According to the Superior Court, laws that classify people by sex are subject to strict scrutiny under the California Constitution (under the federal Constitution, sex-based laws are subject to an in-between level called “heightened scrutiny” or “intermediate scrutiny”). Therefore, the legal fight is whether the ban on same-sex marriage classifies people by sex. The State argues that it doesn’t, because it applies to men and women equally. The pro-equality forces argue that it does, because whom you can marry depends on what sex you are. In other words, if you take a man and a woman who are identical in every other respect—age, marital status, mental competence, etc.—and ask whether they can marry Susan Jones, you find that the man can marry her and the woman can’t. The court rejects the State’s argument by analogizing it to the arguments supporting anti-miscegenation laws: a law that bans interracial marriages doesn’t treat blacks any differently from whites, as both are forbidden to marry across racial lines. (Indeed, one could argue that, at least in a formal sense, anti-miscegenation laws are less discriminatory than opposite-sex marriage laws, because any marriage that is forbidden by an anti-miscegenation law must by definition involve one white person and one black person, meaning that the law can never be applied to a black person’s detriment without simultaneously being applied to a white person’s detriment).

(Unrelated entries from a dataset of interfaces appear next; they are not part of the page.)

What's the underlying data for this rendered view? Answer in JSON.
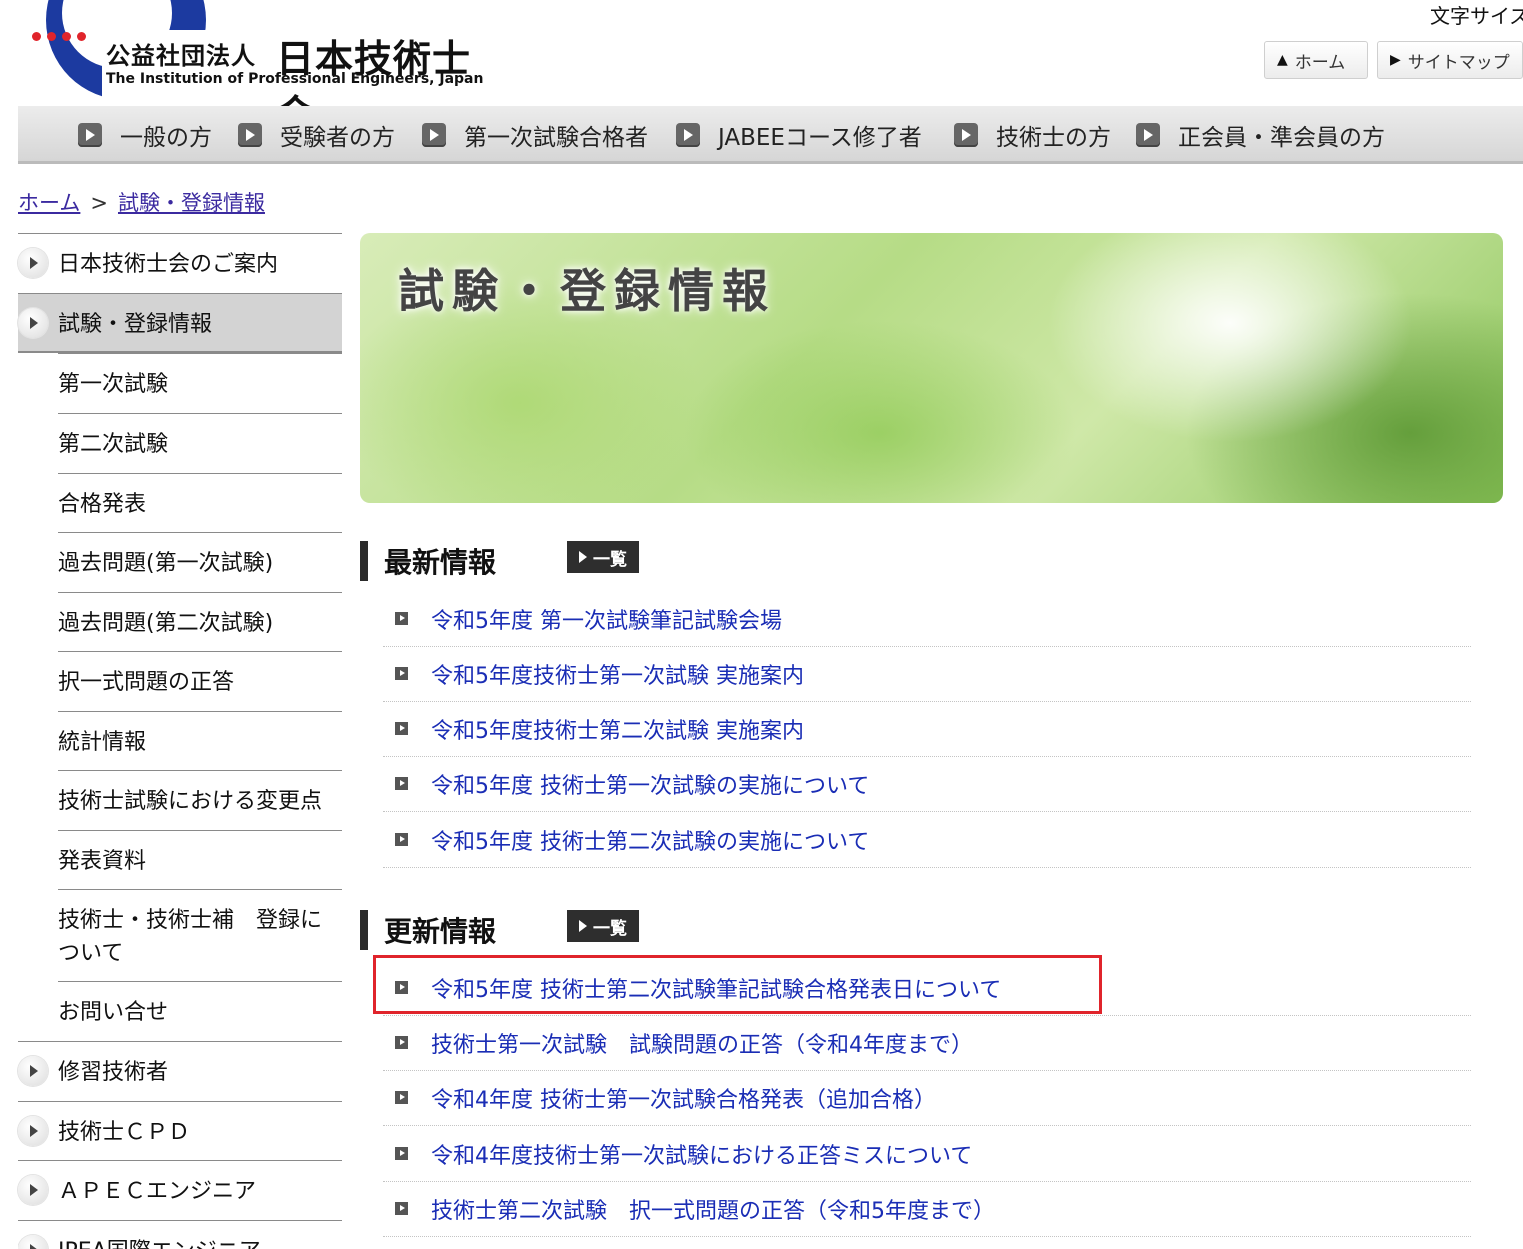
{
  "header": {
    "logo_org_type": "公益社団法人",
    "logo_org_name": "日本技術士会",
    "logo_org_name_en": "The Institution of Professional Engineers, Japan",
    "font_size_label": "文字サイズ",
    "home_button": "ホーム",
    "sitemap_button": "サイトマップ",
    "logo_colors": {
      "blue": "#1c3aa0",
      "red": "#e0242b"
    }
  },
  "global_nav": [
    "一般の方",
    "受験者の方",
    "第一次試験合格者",
    "JABEEコース修了者",
    "技術士の方",
    "正会員・準会員の方"
  ],
  "breadcrumb": {
    "home": "ホーム",
    "separator": ">",
    "current": "試験・登録情報"
  },
  "sidebar": {
    "items": [
      {
        "label": "日本技術士会のご案内"
      },
      {
        "label": "試験・登録情報"
      },
      {
        "label": "第一次試験"
      },
      {
        "label": "第二次試験"
      },
      {
        "label": "合格発表"
      },
      {
        "label": "過去問題(第一次試験)"
      },
      {
        "label": "過去問題(第二次試験)"
      },
      {
        "label": "択一式問題の正答"
      },
      {
        "label": "統計情報"
      },
      {
        "label": "技術士試験における変更点"
      },
      {
        "label": "発表資料"
      },
      {
        "label": "技術士・技術士補　登録について"
      },
      {
        "label": "お問い合せ"
      },
      {
        "label": "修習技術者"
      },
      {
        "label": "技術士ＣＰＤ"
      },
      {
        "label": "ＡＰＥＣエンジニア"
      },
      {
        "label": "IPEA国際エンジニア"
      }
    ]
  },
  "banner": {
    "title": "試験・登録情報"
  },
  "latest": {
    "title": "最新情報",
    "list_button": "一覧",
    "items": [
      "令和5年度 第一次試験筆記試験会場",
      "令和5年度技術士第一次試験 実施案内",
      "令和5年度技術士第二次試験 実施案内",
      "令和5年度 技術士第一次試験の実施について",
      "令和5年度 技術士第二次試験の実施について"
    ]
  },
  "updates": {
    "title": "更新情報",
    "list_button": "一覧",
    "items": [
      "令和5年度 技術士第二次試験筆記試験合格発表日について",
      "技術士第一次試験　試験問題の正答（令和4年度まで）",
      "令和4年度 技術士第一次試験合格発表（追加合格）",
      "令和4年度技術士第一次試験における正答ミスについて",
      "技術士第二次試験　択一式問題の正答（令和5年度まで）"
    ]
  }
}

Again as in the SJC case, I find the strict (or heightened) scrutiny argument much more plausible. But we know what’s really going on here, just as we knew what was really going on with anti-miscegenation laws. Those laws were about maintaining white supremacy. Opposite-sex-only marriage laws are about treating homosexual relationships worse than heterosexual relationships. I happen to think that’s a lousy reason for a law. But, for purposes of legal analysis, the important point is that the courts have not said that sexual orientation is a “suspect classification.” Race is, and sex is (in California, anyway), so when you discriminate on those grounds, you have to withstand strict scrutiny. Until the courts decide that sexual orientation deserves similar treatment, the government is free (in theory at least) to discriminate against gays and lesbians as long as it can come up with some borderline-coherent theory to pass the rational basis test.
I’ll close this long and turgid post on a light note. The anti-equality litigants argued that the purpose of marriage under California law was procreation, so the State had a rational basis in excluding a group of people who cannot procreate with each other. For support, they cited a case from 1859, which said that “the first purpose of matrimony, by the laws of nature and society, is procreation.” But the Superior Court pointed out that the 1859 case was really about fraud: the husband did not know at the time of the marriage that his bride was carrying another man’s child. You can’t just pluck an irrelevant snippet from an opinion and treat it as a permanent statement of the law:
[T]he line in Baker regarding the “first purpose of matrimony” no more supports a rational government purpose to preclude same-sex marriage than would the line in the same paragraph that “with a man of honor, the purity of the wife is essential” support a notion that in California, only virgins can marry.Touché. Not only is the judge absolutely right, but he deftly and implicitly aligns the anti-equality argument with other social views that the vast majority of the public would consider outmoded, sexist, and insulting.